Hopes that the Olympic Games would usher in a relaxed approach to the internet had already been hit hard when the “Great Firewall of China” — the blocking of websites deemed subversive — was reimposed not long after foreign reporters left the country.
The temporary lifting of the firewall applied to only a few sites and Chinese citizens experienced few changes.
According to the latest rules, by mid-December all internet cafés in the main 14 city districts must install cameras to record the identities of their web surfers, who must by law be 18 or over. There are more than 250 million internet users in China, approximately ten times more than there were in 2000.
It has been several years since internet cafés were required to register users to ensure that customers were not under-age.
All photographs and scanned identity cards will be entered into a city-wide database run by the Cultural Law Enforcement Taskforce. The details will be available in any internet café.
At the Mingluo internet café in the Dongcheng district about 60 people were ensconced in front of terminals. Most were chatting online or watching films. The manager affected a lack of concern about the regulation, saying that he had introduced the policy a month ago. “I think most people don't mind. We explain to them that this will not have any impact on them,” he said.
The Times searched for online comments on the rules but was unable to find any — often a sign that most commentary has been critical and has therefore been erased. However, a survey by the internet version of the People's Daily showed that 72 per cent of respondents were opposed to the measure, calling it an infringement of their rights. Just over 26 per cent supported the photographing because it would benefit children.
Today is the expiry date on one of the concessions to the greater freedom that came with the Olympics: permission for foreign reporters to travel the country unhindered. China had promised complete media freedom when it applied to host the Games.
While its propaganda mandarins issued a 21-point directive limiting the domestic media, officials lifted restrictions on travelling and reporting by foreign journalists.
The authorities indicated that some freedoms could be maintained. Qin Gang, spokesman for the Foreign Ministry, said: “The Chinese Government will continue to follow the opening-up policy and to facilitate the work of foreign media and journalists in China.”
Sophie Richardson, of Human Rights Watch Asia, said that keeping the regulations and extending them to Chinese journalists “would be one of the most important legacies of the Games”.
Watching the media
— The Foreign Correspondents' Club says authorities interfered with reporters more than 335 times since January 1 last year
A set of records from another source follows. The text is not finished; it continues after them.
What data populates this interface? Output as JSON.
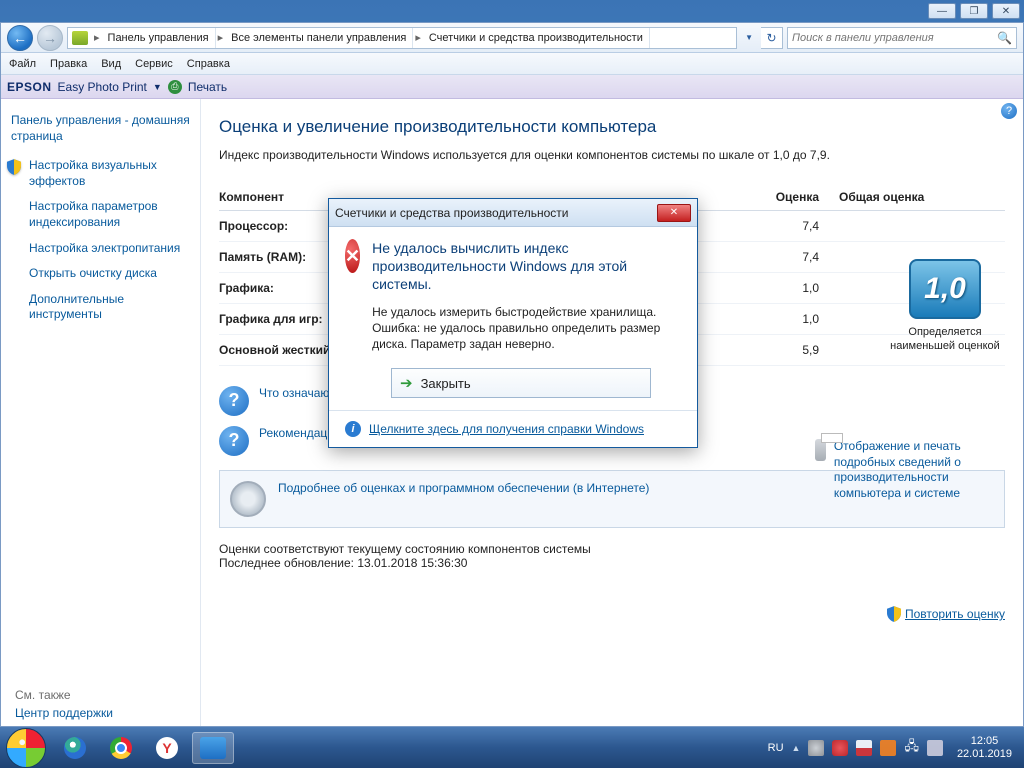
{
  "window_controls": {
    "minimize": "—",
    "maximize": "❐",
    "close": "✕"
  },
  "nav": {
    "breadcrumb": [
      "Панель управления",
      "Все элементы панели управления",
      "Счетчики и средства производительности"
    ],
    "search_placeholder": "Поиск в панели управления"
  },
  "menubar": [
    "Файл",
    "Правка",
    "Вид",
    "Сервис",
    "Справка"
  ],
  "toolbar": {
    "brand": "EPSON",
    "app": "Easy Photo Print",
    "print": "Печать"
  },
  "sidebar": {
    "home": "Панель управления - домашняя страница",
    "links": [
      "Настройка визуальных эффектов",
      "Настройка параметров индексирования",
      "Настройка электропитания",
      "Открыть очистку диска",
      "Дополнительные инструменты"
    ],
    "see_also_label": "См. также",
    "see_also_link": "Центр поддержки"
  },
  "main": {
    "title": "Оценка и увеличение производительности компьютера",
    "desc": "Индекс производительности Windows используется для оценки компонентов системы по шкале от 1,0 до 7,9.",
    "col_component": "Компонент",
    "col_score": "Оценка",
    "col_base": "Общая оценка",
    "rows": [
      {
        "name": "Процессор:",
        "score": "7,4"
      },
      {
        "name": "Память (RAM):",
        "score": "7,4"
      },
      {
        "name": "Графика:",
        "score": "1,0"
      },
      {
        "name": "Графика для игр:",
        "score": "1,0"
      },
      {
        "name": "Основной жесткий диск:",
        "score": "5,9"
      }
    ],
    "bigscore_value": "1,0",
    "bigscore_caption": "Определяется наименьшей оценкой",
    "links": {
      "what": "Что означают эти цифры?",
      "tips": "Рекомендации по повышению производительности компьютера.",
      "print": "Отображение и печать подробных сведений о производительности компьютера и системе",
      "more": "Подробнее об оценках и программном обеспечении (в Интернете)"
    },
    "footer_line1": "Оценки соответствуют текущему состоянию компонентов системы",
    "footer_line2": "Последнее обновление: 13.01.2018 15:36:30",
    "repeat_link": "Повторить оценку"
  },
  "modal": {
    "title": "Счетчики и средства производительности",
    "heading": "Не удалось вычислить индекс производительности Windows для этой системы.",
    "body": "Не удалось измерить быстродействие хранилища. Ошибка: не удалось правильно определить размер диска. Параметр задан неверно.",
    "close_btn": "Закрыть",
    "help_link": "Щелкните здесь для получения справки Windows"
  },
  "taskbar": {
    "lang": "RU",
    "time": "12:05",
    "date": "22.01.2019"
  }
}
— Police beat the ITN reporter John Ray at a Tibet protest near Beijing's main Olympic zone this August
— Zhang Jianhong, former editor-in-chief of the banned literary website Aegean Sea, was jailed for six years in March 2007 for “inciting subversion”
— Police arrested the web dissident Du Daobin in July for violating probation, after his 2004 jailing
— More than 18,000 blogs and websites were shut from April to September 2007
— In late May 2008 media ordered to reduce coverage of collapsed schools in the earthquake zone that killed thousands of pupils